Stored data section start

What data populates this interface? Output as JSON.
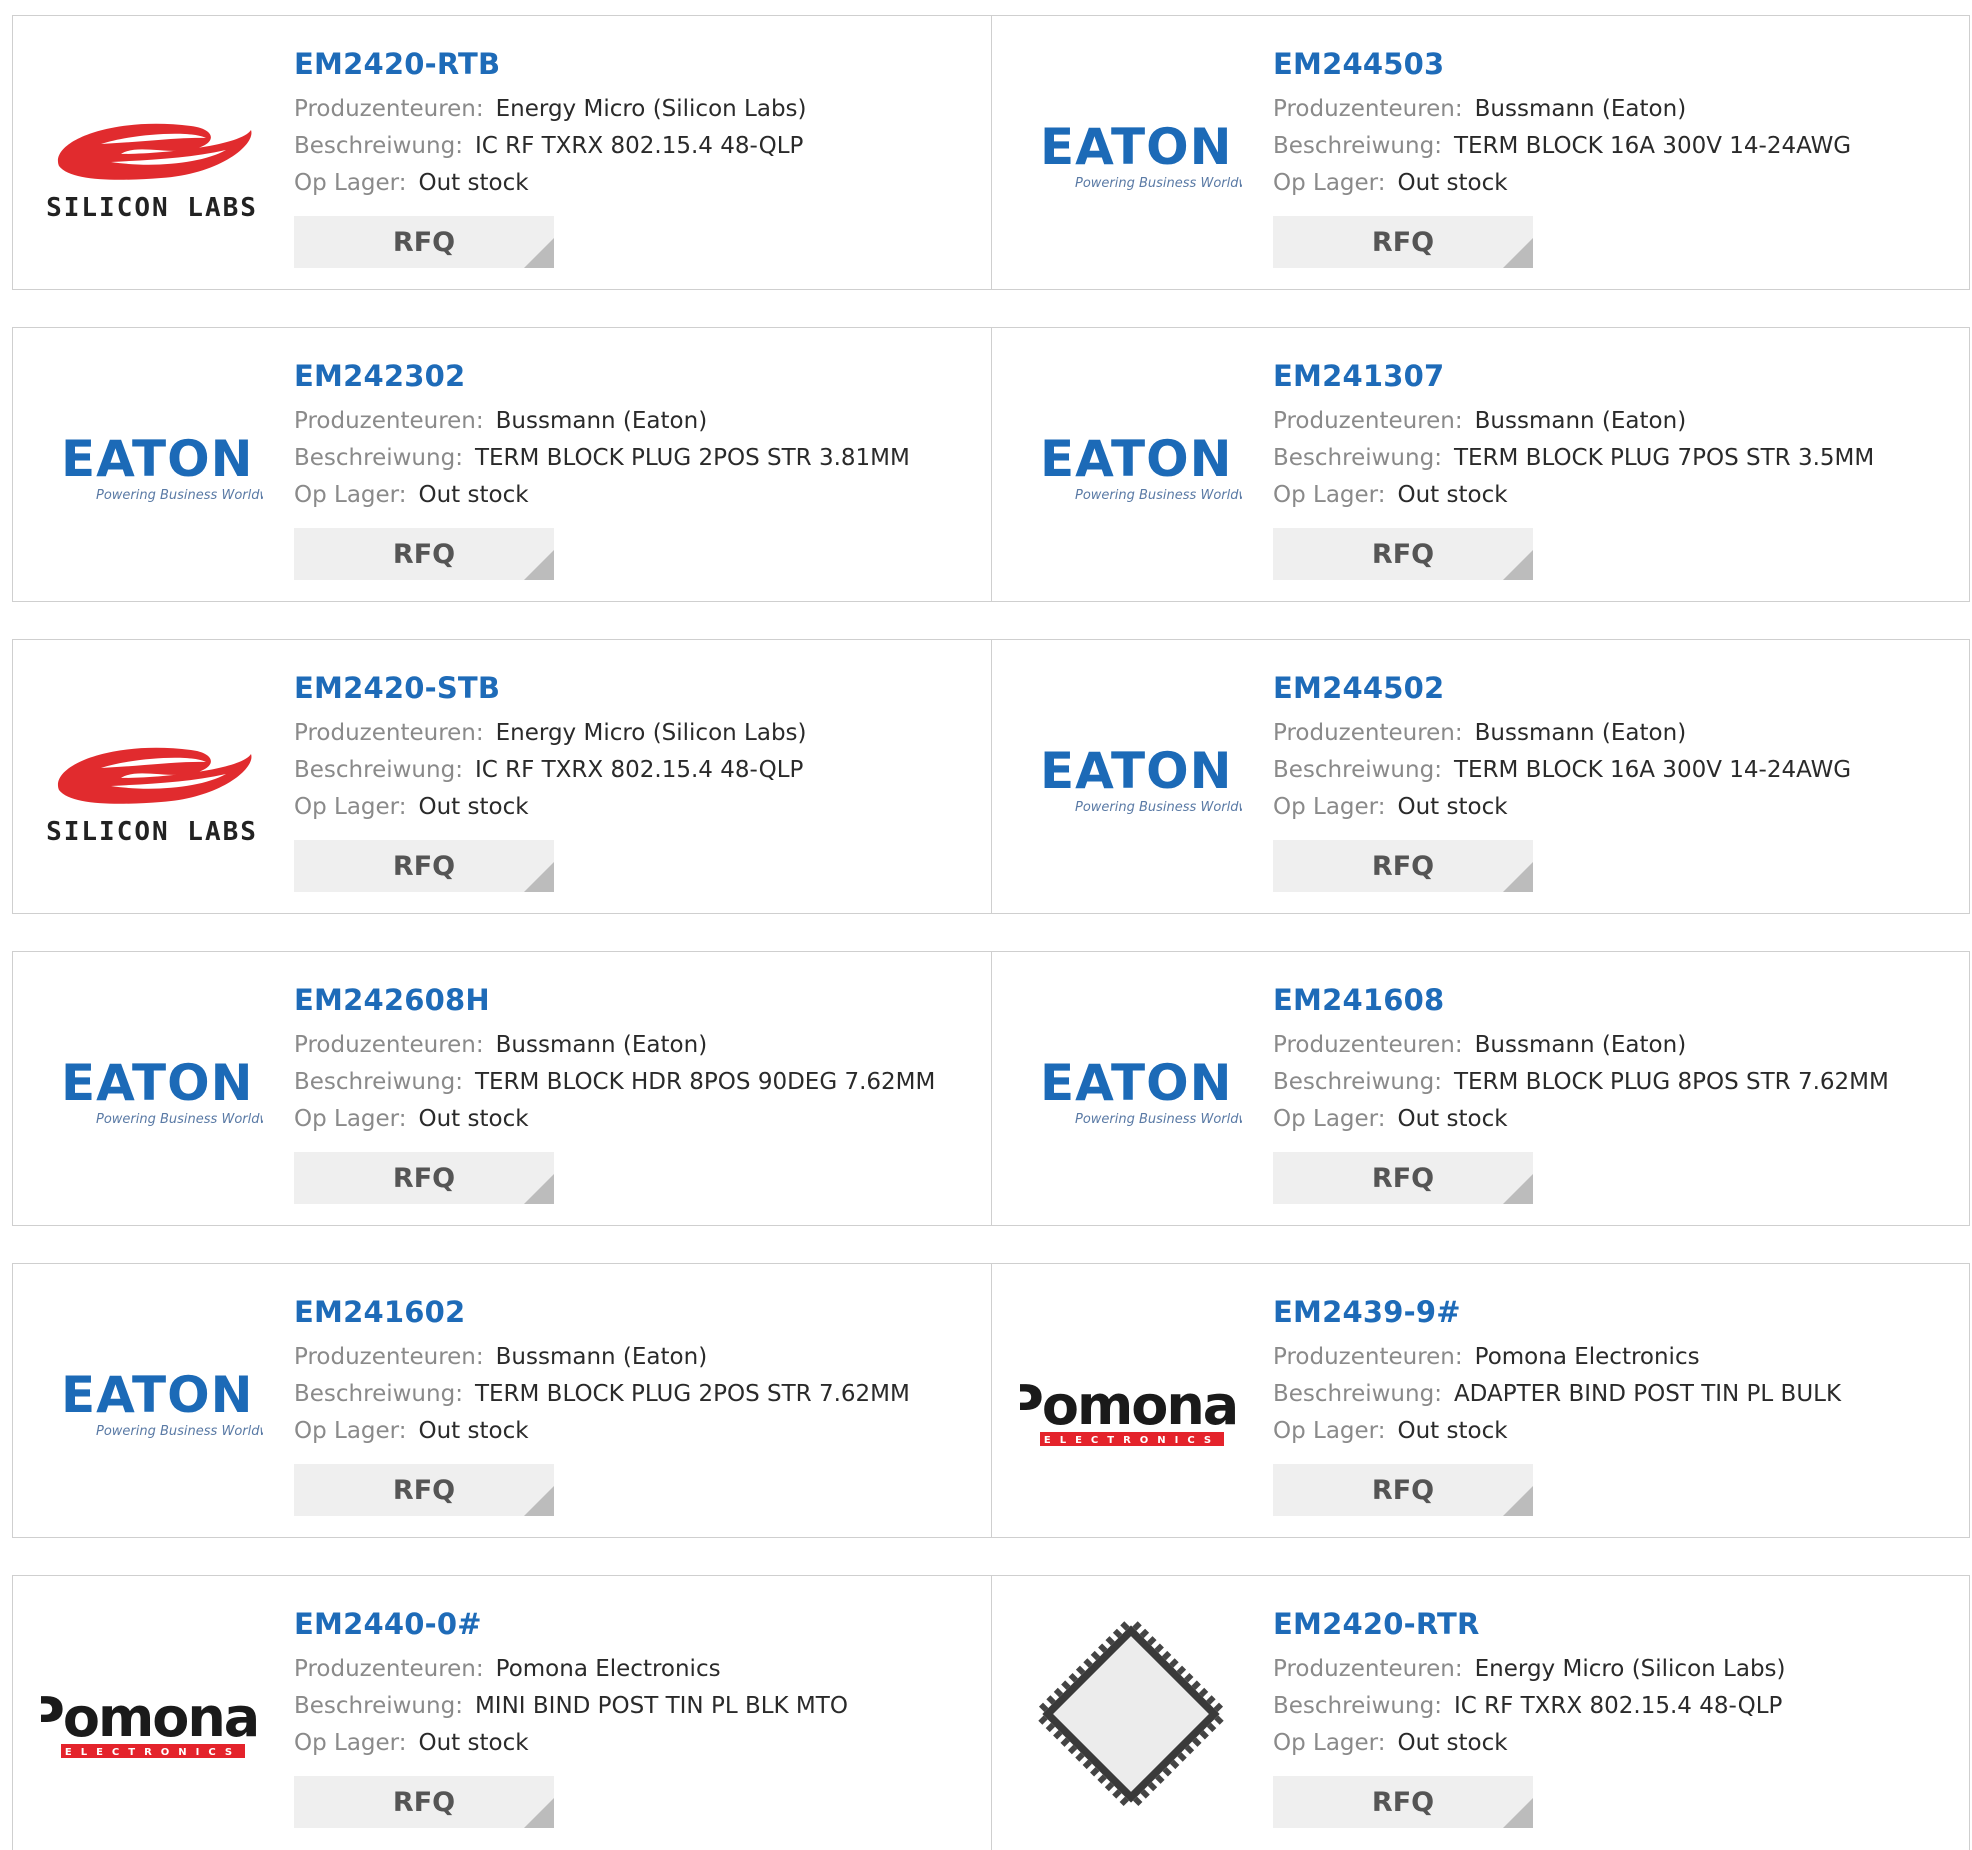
{
  "labels": {
    "manufacturer": "Produzenteuren:",
    "description": "Beschreiwung:",
    "stock": "Op Lager:",
    "rfq": "RFQ"
  },
  "logos": {
    "silicon_labs": {
      "text": "SILICON LABS",
      "color": "#e12b2e"
    },
    "eaton": {
      "text": "EATON",
      "tagline": "Powering Business Worldwide",
      "color": "#1c6ab7"
    },
    "pomona": {
      "text": "Pomona.",
      "sub": "ELECTRONICS",
      "color": "#e4232b"
    },
    "chip": {
      "name": "qfn-chip"
    }
  },
  "products": [
    {
      "part": "EM2420-RTB",
      "manufacturer": "Energy Micro (Silicon Labs)",
      "description": "IC RF TXRX 802.15.4 48-QLP",
      "stock": "Out stock",
      "logo": "silicon_labs"
    },
    {
      "part": "EM244503",
      "manufacturer": "Bussmann (Eaton)",
      "description": "TERM BLOCK 16A 300V 14-24AWG",
      "stock": "Out stock",
      "logo": "eaton"
    },
    {
      "part": "EM242302",
      "manufacturer": "Bussmann (Eaton)",
      "description": "TERM BLOCK PLUG 2POS STR 3.81MM",
      "stock": "Out stock",
      "logo": "eaton"
    },
    {
      "part": "EM241307",
      "manufacturer": "Bussmann (Eaton)",
      "description": "TERM BLOCK PLUG 7POS STR 3.5MM",
      "stock": "Out stock",
      "logo": "eaton"
    },
    {
      "part": "EM2420-STB",
      "manufacturer": "Energy Micro (Silicon Labs)",
      "description": "IC RF TXRX 802.15.4 48-QLP",
      "stock": "Out stock",
      "logo": "silicon_labs"
    },
    {
      "part": "EM244502",
      "manufacturer": "Bussmann (Eaton)",
      "description": "TERM BLOCK 16A 300V 14-24AWG",
      "stock": "Out stock",
      "logo": "eaton"
    },
    {
      "part": "EM242608H",
      "manufacturer": "Bussmann (Eaton)",
      "description": "TERM BLOCK HDR 8POS 90DEG 7.62MM",
      "stock": "Out stock",
      "logo": "eaton"
    },
    {
      "part": "EM241608",
      "manufacturer": "Bussmann (Eaton)",
      "description": "TERM BLOCK PLUG 8POS STR 7.62MM",
      "stock": "Out stock",
      "logo": "eaton"
    },
    {
      "part": "EM241602",
      "manufacturer": "Bussmann (Eaton)",
      "description": "TERM BLOCK PLUG 2POS STR 7.62MM",
      "stock": "Out stock",
      "logo": "eaton"
    },
    {
      "part": "EM2439-9#",
      "manufacturer": "Pomona Electronics",
      "description": "ADAPTER BIND POST TIN PL BULK",
      "stock": "Out stock",
      "logo": "pomona"
    },
    {
      "part": "EM2440-0#",
      "manufacturer": "Pomona Electronics",
      "description": "MINI BIND POST TIN PL BLK MTO",
      "stock": "Out stock",
      "logo": "pomona"
    },
    {
      "part": "EM2420-RTR",
      "manufacturer": "Energy Micro (Silicon Labs)",
      "description": "IC RF TXRX 802.15.4 48-QLP",
      "stock": "Out stock",
      "logo": "chip"
    }
  ]
}
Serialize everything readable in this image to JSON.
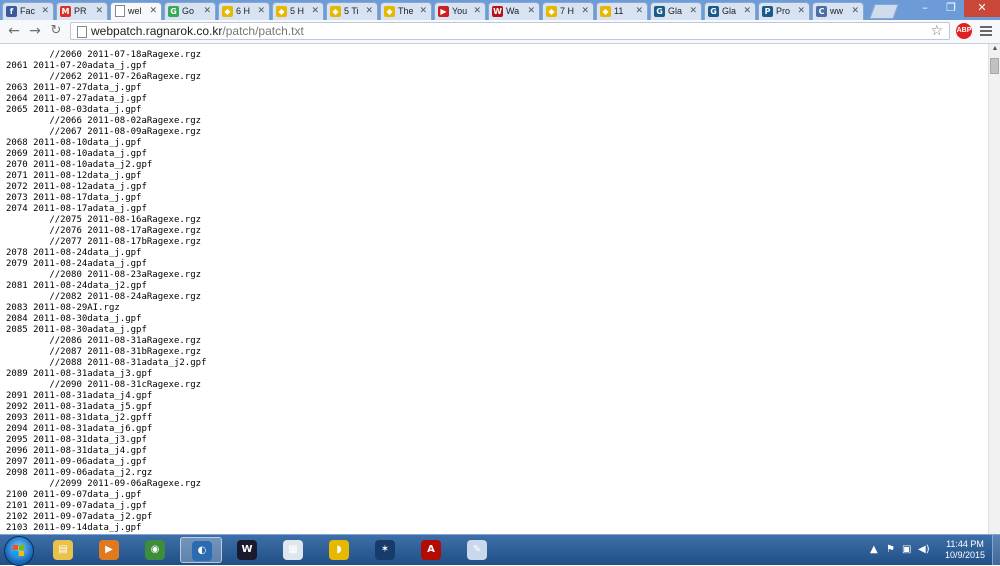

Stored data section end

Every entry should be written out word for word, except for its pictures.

What data populates this interface? Output as JSON.
{
  "labels": {
    "manufacturer": "Produzenteuren:",
    "description": "Beschreiwung:",
    "stock": "Op Lager:",
    "rfq": "RFQ"
  },
  "logos": {
    "silicon_labs": {
      "text": "SILICON LABS",
      "color": "#e12b2e"
    },
    "eaton": {
      "text": "EATON",
      "tagline": "Powering Business Worldwide",
      "color": "#1c6ab7"
    },
    "pomona": {
      "text": "Pomona.",
      "sub": "ELECTRONICS",
      "color": "#e4232b"
    },
    "chip": {
      "name": "qfn-chip"
    }
  },
  "products": [
    {
      "part": "EM2420-RTB",
      "manufacturer": "Energy Micro (Silicon Labs)",
      "description": "IC RF TXRX 802.15.4 48-QLP",
      "stock": "Out stock",
      "logo": "silicon_labs"
    },
    {
      "part": "EM244503",
      "manufacturer": "Bussmann (Eaton)",
      "description": "TERM BLOCK 16A 300V 14-24AWG",
      "stock": "Out stock",
      "logo": "eaton"
    },
    {
      "part": "EM242302",
      "manufacturer": "Bussmann (Eaton)",
      "description": "TERM BLOCK PLUG 2POS STR 3.81MM",
      "stock": "Out stock",
      "logo": "eaton"
    },
    {
      "part": "EM241307",
      "manufacturer": "Bussmann (Eaton)",
      "description": "TERM BLOCK PLUG 7POS STR 3.5MM",
      "stock": "Out stock",
      "logo": "eaton"
    },
    {
      "part": "EM2420-STB",
      "manufacturer": "Energy Micro (Silicon Labs)",
      "description": "IC RF TXRX 802.15.4 48-QLP",
      "stock": "Out stock",
      "logo": "silicon_labs"
    },
    {
      "part": "EM244502",
      "manufacturer": "Bussmann (Eaton)",
      "description": "TERM BLOCK 16A 300V 14-24AWG",
      "stock": "Out stock",
      "logo": "eaton"
    },
    {
      "part": "EM242608H",
      "manufacturer": "Bussmann (Eaton)",
      "description": "TERM BLOCK HDR 8POS 90DEG 7.62MM",
      "stock": "Out stock",
      "logo": "eaton"
    },
    {
      "part": "EM241608",
      "manufacturer": "Bussmann (Eaton)",
      "description": "TERM BLOCK PLUG 8POS STR 7.62MM",
      "stock": "Out stock",
      "logo": "eaton"
    },
    {
      "part": "EM241602",
      "manufacturer": "Bussmann (Eaton)",
      "description": "TERM BLOCK PLUG 2POS STR 7.62MM",
      "stock": "Out stock",
      "logo": "eaton"
    },
    {
      "part": "EM2439-9#",
      "manufacturer": "Pomona Electronics",
      "description": "ADAPTER BIND POST TIN PL BULK",
      "stock": "Out stock",
      "logo": "pomona"
    },
    {
      "part": "EM2440-0#",
      "manufacturer": "Pomona Electronics",
      "description": "MINI BIND POST TIN PL BLK MTO",
      "stock": "Out stock",
      "logo": "pomona"
    },
    {
      "part": "EM2420-RTR",
      "manufacturer": "Energy Micro (Silicon Labs)",
      "description": "IC RF TXRX 802.15.4 48-QLP",
      "stock": "Out stock",
      "logo": "chip"
    }
  ]
}
Serialize everything readable in this image to JSON.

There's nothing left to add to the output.